 All monetary values are presented in 2014 US$.

We used meta-analysis to determine financial inputs. We estimated first costs at US$355.05 per hectare; for all agricultural solutions, we assume that there is no first cost, because agriculture is already in place on the land. Net profit was US$530.39 per hectare per year (based on meta-analysis of 19 data points from six sources), compared with US$474.21 per year for the conventional practice (based on 36 data points from 19 sources). The operational cost was US$599.03 per hectare per year (based on 17 data points from four sources), compared with US$943.57 per year for the conventional practice (based on the 30 data points from 12 sources).

Integration

Our Agro-Ecological Zone model allocates adoption of solutions to the planet’s forest, grassland, rain-fed cropland, and irrigated cropland areas. Adoption of the Conservation Agriculture solution was constrained by limiting adoption on sloping cropland, competition with rice solutions, and competition with the higher-priority Regenerative Annual Cropping solution. We assigned the combined Conservation Agriculture / Regenerative Annual Cropping solutions third-level priority for nondegraded cropland of minimal slopes. Only rice-based solutions were more highly prioritized.

Results

Scenario 1 reduces greenhouse gas emissions by 12.81 gigatons of carbon dioxide equivalent. The net first cost to implement is US$89.78 billion, lifetime net profit is US$99.10 billion, and lifetime net operational savings are US$2.52 trillion. Yield of annual crops increased to 1,398 million metric tons between 2020 and 2050.

Scenario 2 reduces greenhouse gas emissions by 8.08 gigatons of carbon dioxide equivalent. Net first cost to implement is US$56.85 billion, lifetime net profit is US$61.55 billion, and lifetime net operational savings are US$1.58 trillion. Yield of annual crops under conservation agriculture increased to  882 million metric tons between 2020 and 2050.

Discussion

Benchmarks

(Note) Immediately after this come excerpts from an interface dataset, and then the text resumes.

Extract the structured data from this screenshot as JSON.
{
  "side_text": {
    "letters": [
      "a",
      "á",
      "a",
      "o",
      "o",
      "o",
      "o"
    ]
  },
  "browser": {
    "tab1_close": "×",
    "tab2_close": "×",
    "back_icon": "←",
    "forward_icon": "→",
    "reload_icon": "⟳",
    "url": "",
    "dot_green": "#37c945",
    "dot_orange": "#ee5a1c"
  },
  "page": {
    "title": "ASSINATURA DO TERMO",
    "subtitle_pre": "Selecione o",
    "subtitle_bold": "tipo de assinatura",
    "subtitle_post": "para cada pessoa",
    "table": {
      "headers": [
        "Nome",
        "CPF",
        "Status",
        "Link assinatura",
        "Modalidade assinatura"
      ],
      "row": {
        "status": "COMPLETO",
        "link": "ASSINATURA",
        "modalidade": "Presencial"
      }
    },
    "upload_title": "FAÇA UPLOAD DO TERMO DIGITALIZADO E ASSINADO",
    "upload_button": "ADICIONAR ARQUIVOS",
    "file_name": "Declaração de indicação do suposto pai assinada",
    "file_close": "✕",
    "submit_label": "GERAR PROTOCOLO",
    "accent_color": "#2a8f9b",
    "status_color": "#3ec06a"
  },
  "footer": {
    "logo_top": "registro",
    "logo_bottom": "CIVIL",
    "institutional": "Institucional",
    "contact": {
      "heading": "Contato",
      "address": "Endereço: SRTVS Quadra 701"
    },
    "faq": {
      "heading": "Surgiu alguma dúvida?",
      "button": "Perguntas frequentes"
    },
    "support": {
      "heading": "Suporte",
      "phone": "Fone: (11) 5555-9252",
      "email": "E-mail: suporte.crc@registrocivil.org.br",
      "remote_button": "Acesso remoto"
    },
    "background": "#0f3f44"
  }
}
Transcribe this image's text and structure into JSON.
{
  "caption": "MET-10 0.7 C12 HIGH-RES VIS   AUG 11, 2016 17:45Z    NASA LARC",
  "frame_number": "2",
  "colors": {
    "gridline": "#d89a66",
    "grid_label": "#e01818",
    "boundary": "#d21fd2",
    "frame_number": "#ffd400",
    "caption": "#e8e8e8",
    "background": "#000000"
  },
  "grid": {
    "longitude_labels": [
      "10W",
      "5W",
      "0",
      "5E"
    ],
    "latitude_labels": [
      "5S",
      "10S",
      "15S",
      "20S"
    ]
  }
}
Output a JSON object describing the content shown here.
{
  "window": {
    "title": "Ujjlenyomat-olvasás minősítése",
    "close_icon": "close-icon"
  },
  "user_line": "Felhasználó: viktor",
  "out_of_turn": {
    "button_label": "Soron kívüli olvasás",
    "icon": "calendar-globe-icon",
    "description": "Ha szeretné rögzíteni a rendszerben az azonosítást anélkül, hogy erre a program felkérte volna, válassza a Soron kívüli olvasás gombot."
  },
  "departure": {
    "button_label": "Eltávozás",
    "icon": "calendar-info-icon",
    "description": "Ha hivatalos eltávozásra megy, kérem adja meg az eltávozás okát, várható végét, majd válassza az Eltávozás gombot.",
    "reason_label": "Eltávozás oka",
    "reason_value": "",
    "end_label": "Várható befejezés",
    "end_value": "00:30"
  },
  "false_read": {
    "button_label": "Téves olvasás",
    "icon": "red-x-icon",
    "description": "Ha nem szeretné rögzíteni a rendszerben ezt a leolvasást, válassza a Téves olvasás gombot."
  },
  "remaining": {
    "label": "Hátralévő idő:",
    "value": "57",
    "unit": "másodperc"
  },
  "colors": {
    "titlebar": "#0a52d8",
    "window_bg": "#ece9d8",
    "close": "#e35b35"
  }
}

The greenhouse gas mitigation impact we calculated for our Conservation Agriculture solution is somewhat higher than Intergovernmental Panel on Climate Change (IPCC) benchmarks, which estimated 0.8 gigatons of carbon dioxide equivalent per year by 2030 for cropland management, excluding rice and agroforestry (Smith, 2007). Griscom et al. (2017) calculated 0.31–0.52 gigatons of carbon dioxide equivalent per year in 2030 for cover cropping. Our model showed 0.3–0.5 gigatons carbon dioxide equivalent per year by 2030 for our Conservation Agriculture solution and 0.5–0.7 for our Regenerative Annual Cropping solution, for a combined sequestration rate of 0.86–0.98 gigatons carbon dioxide equivalent per year in 2030.

Limitations

This study was constrained by limited access to financial data at the farm, regional, and global levels. Future work should include collecting additional data on first costs and net profit per hectare.

Conclusions

Conservation agriculture is already a potent global force for climate change mitigation. Our model builds on this success, and projects evolution and improvement in the practice (in the form of regenerative agriculture) to keep it a critical climate change mitigation strategy into the future.

References

Griscom, Bronson W., Justin Adams, Peter W. Ellis, Richard A. Houghton, Guy Lomax, Daniela A. Miteva, William H. Schlesinger, et al. 2017. “Natural Climate Solutions.” Proceedings of the National Academy of Sciences 114 (44): 11645–50. https://doi.org/10.1073/pnas.1710465114.

Smith, P. D., Z. Martino, D Cai, and H Gwary. 2007. “Agriculture.” In Climate Change 2007: Mitigation of Climate Change: Contribution of Working Group III to the Fourth Assessment Report of the Intergovernmental Panel on Climate Change, edited by Bert Metz. Cambridge ; New York: Cambridge University Press. http://www.ipcc.ch/pdf/assessmentreport/ar4/wg3/ar4-wg3-chapter8.pdf.